Exercise
Give the entries again, exactly as written.
==== Available data ====
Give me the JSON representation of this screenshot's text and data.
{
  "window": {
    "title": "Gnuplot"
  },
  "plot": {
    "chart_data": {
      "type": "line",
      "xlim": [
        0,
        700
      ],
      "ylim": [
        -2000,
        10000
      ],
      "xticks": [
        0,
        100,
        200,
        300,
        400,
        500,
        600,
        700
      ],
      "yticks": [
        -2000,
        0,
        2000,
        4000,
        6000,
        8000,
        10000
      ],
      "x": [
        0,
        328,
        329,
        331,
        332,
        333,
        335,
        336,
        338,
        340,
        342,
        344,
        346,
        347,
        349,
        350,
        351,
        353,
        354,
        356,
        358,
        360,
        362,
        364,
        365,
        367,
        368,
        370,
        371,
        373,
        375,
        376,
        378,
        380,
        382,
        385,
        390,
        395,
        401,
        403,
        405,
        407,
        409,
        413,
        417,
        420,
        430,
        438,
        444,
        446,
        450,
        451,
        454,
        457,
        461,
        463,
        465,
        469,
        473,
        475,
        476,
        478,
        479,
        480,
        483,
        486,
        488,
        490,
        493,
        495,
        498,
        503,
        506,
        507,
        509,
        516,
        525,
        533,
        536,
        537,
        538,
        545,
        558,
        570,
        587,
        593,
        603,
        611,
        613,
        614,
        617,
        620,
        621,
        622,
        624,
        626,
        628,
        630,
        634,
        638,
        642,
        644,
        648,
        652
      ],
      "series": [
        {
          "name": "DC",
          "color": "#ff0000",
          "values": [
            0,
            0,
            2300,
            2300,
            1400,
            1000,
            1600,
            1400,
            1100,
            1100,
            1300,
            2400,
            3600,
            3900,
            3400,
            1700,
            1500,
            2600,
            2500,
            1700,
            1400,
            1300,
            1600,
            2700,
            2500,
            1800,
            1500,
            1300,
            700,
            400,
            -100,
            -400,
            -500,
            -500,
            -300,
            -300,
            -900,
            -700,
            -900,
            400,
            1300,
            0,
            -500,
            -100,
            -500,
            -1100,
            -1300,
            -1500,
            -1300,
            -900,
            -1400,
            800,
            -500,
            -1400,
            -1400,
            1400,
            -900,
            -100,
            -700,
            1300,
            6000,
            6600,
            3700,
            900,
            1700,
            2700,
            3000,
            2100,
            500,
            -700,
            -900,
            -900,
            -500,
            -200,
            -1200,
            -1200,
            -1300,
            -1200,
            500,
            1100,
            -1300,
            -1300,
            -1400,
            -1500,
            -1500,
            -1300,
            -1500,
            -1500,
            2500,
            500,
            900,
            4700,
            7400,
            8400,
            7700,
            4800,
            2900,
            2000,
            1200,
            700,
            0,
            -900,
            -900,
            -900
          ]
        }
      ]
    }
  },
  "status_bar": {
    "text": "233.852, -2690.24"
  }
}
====
Output for this exercise
Give me the JSON representation of this screenshot's text and data.
{
  "window": {
    "title": "Gnuplot"
  },
  "plot": {
    "chart_data": {
      "type": "line",
      "xlim": [
        0,
        700
      ],
      "ylim": [
        -2000,
        10000
      ],
      "xticks": [
        0,
        100,
        200,
        300,
        400,
        500,
        600,
        700
      ],
      "yticks": [
        -2000,
        0,
        2000,
        4000,
        6000,
        8000,
        10000
      ],
      "x": [
        0,
        328,
        329,
        331,
        332,
        333,
        335,
        336,
        338,
        340,
        342,
        344,
        346,
        347,
        349,
        350,
        351,
        353,
        354,
        356,
        358,
        360,
        362,
        364,
        365,
        367,
        368,
        370,
        371,
        373,
        375,
        376,
        378,
        380,
        382,
        385,
        390,
        395,
        401,
        403,
        405,
        407,
        409,
        413,
        417,
        420,
        430,
        438,
        444,
        446,
        450,
        451,
        454,
        457,
        461,
        463,
        465,
        469,
        473,
        475,
        476,
        478,
        479,
        480,
        483,
        486,
        488,
        490,
        493,
        495,
        498,
        503,
        506,
        507,
        509,
        516,
        525,
        533,
        536,
        537,
        538,
        545,
        558,
        570,
        587,
        593,
        603,
        611,
        613,
        614,
        617,
        620,
        621,
        622,
        624,
        626,
        628,
        630,
        634,
        638,
        642,
        644,
        648,
        652
      ],
      "series": [
        {
          "name": "DC",
          "color": "#ff0000",
          "values": [
            0,
            0,
            2300,
            2300,
            1400,
            1000,
            1600,
            1400,
            1100,
            1100,
            1300,
            2400,
            3600,
            3900,
            3400,
            1700,
            1500,
            2600,
            2500,
            1700,
            1400,
            1300,
            1600,
            2700,
            2500,
            1800,
            1500,
            1300,
            700,
            400,
            -100,
            -400,
            -500,
            -500,
            -300,
            -300,
            -900,
            -700,
            -900,
            400,
            1300,
            0,
            -500,
            -100,
            -500,
            -1100,
            -1300,
            -1500,
            -1300,
            -900,
            -1400,
            800,
            -500,
            -1400,
            -1400,
            1400,
            -900,
            -100,
            -700,
            1300,
            6000,
            6600,
            3700,
            900,
            1700,
            2700,
            3000,
            2100,
            500,
            -700,
            -900,
            -900,
            -500,
            -200,
            -1200,
            -1200,
            -1300,
            -1200,
            500,
            1100,
            -1300,
            -1300,
            -1400,
            -1500,
            -1500,
            -1300,
            -1500,
            -1500,
            2500,
            500,
            900,
            4700,
            7400,
            8400,
            7700,
            4800,
            2900,
            2000,
            1200,
            700,
            0,
            -900,
            -900,
            -900
          ]
        }
      ]
    }
  },
  "status_bar": {
    "text": "233.852, -2690.24"
  }
}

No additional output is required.